DIRECTIONS FOR THIS TASK
Repeat each record exactly. Any picture gets left out.

STUDY MATERIAL
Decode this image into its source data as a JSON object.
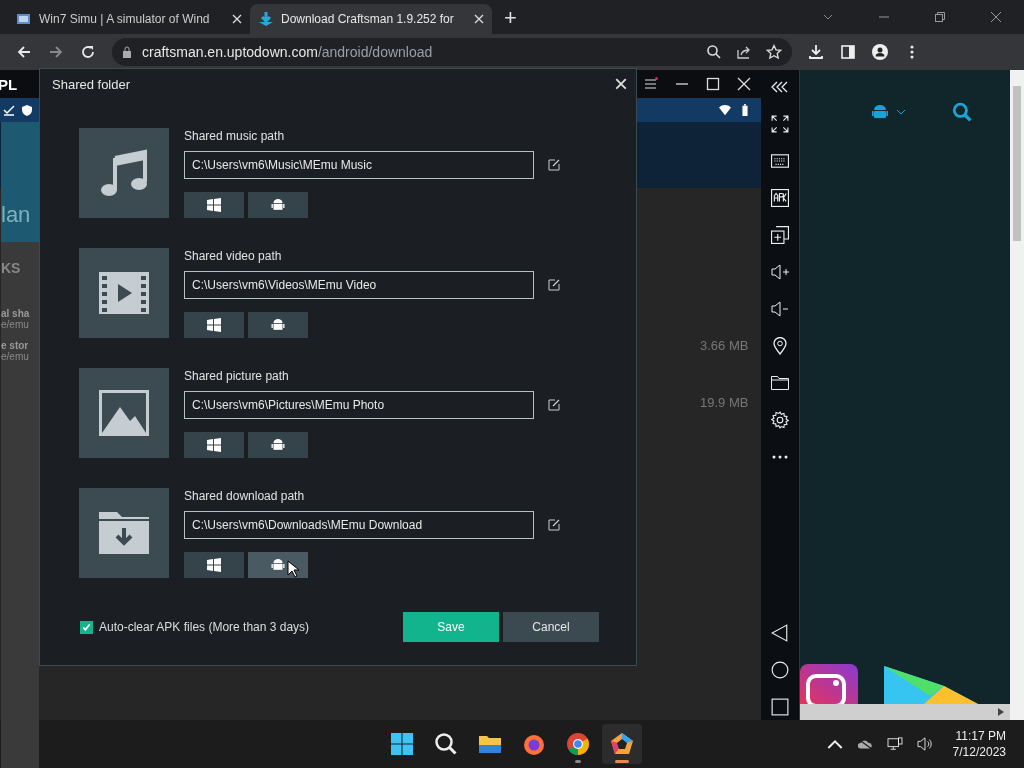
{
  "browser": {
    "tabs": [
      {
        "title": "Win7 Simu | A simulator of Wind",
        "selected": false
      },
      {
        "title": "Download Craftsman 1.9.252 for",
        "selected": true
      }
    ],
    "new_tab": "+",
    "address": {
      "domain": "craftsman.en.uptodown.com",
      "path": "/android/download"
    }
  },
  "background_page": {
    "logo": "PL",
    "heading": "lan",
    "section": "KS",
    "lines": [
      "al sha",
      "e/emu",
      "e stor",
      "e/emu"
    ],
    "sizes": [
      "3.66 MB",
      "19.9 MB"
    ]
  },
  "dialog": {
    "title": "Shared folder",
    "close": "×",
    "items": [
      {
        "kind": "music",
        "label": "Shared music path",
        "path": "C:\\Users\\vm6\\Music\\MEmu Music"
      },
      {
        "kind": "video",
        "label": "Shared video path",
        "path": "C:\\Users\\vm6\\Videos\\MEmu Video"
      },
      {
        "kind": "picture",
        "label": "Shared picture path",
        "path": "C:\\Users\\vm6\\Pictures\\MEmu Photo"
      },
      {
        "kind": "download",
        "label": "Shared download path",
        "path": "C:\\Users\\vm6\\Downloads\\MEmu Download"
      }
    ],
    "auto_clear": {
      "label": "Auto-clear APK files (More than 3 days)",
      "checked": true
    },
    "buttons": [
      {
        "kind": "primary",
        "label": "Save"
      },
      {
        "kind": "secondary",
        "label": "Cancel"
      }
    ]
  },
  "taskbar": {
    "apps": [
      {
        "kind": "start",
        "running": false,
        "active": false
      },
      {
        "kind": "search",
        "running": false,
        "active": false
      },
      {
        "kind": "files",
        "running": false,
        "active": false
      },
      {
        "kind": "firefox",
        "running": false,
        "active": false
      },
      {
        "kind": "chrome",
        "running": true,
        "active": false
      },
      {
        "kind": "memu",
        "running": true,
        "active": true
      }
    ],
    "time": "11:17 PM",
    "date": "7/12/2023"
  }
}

EXPECTED ANSWER
Decode this image into its source data as a JSON object.
{
  "browser": {
    "tabs": [
      {
        "title": "Win7 Simu | A simulator of Wind",
        "selected": false
      },
      {
        "title": "Download Craftsman 1.9.252 for",
        "selected": true
      }
    ],
    "new_tab": "+",
    "address": {
      "domain": "craftsman.en.uptodown.com",
      "path": "/android/download"
    }
  },
  "background_page": {
    "logo": "PL",
    "heading": "lan",
    "section": "KS",
    "lines": [
      "al sha",
      "e/emu",
      "e stor",
      "e/emu"
    ],
    "sizes": [
      "3.66 MB",
      "19.9 MB"
    ]
  },
  "dialog": {
    "title": "Shared folder",
    "close": "×",
    "items": [
      {
        "kind": "music",
        "label": "Shared music path",
        "path": "C:\\Users\\vm6\\Music\\MEmu Music"
      },
      {
        "kind": "video",
        "label": "Shared video path",
        "path": "C:\\Users\\vm6\\Videos\\MEmu Video"
      },
      {
        "kind": "picture",
        "label": "Shared picture path",
        "path": "C:\\Users\\vm6\\Pictures\\MEmu Photo"
      },
      {
        "kind": "download",
        "label": "Shared download path",
        "path": "C:\\Users\\vm6\\Downloads\\MEmu Download"
      }
    ],
    "auto_clear": {
      "label": "Auto-clear APK files (More than 3 days)",
      "checked": true
    },
    "buttons": [
      {
        "kind": "primary",
        "label": "Save"
      },
      {
        "kind": "secondary",
        "label": "Cancel"
      }
    ]
  },
  "taskbar": {
    "apps": [
      {
        "kind": "start",
        "running": false,
        "active": false
      },
      {
        "kind": "search",
        "running": false,
        "active": false
      },
      {
        "kind": "files",
        "running": false,
        "active": false
      },
      {
        "kind": "firefox",
        "running": false,
        "active": false
      },
      {
        "kind": "chrome",
        "running": true,
        "active": false
      },
      {
        "kind": "memu",
        "running": true,
        "active": true
      }
    ],
    "time": "11:17 PM",
    "date": "7/12/2023"
  }
}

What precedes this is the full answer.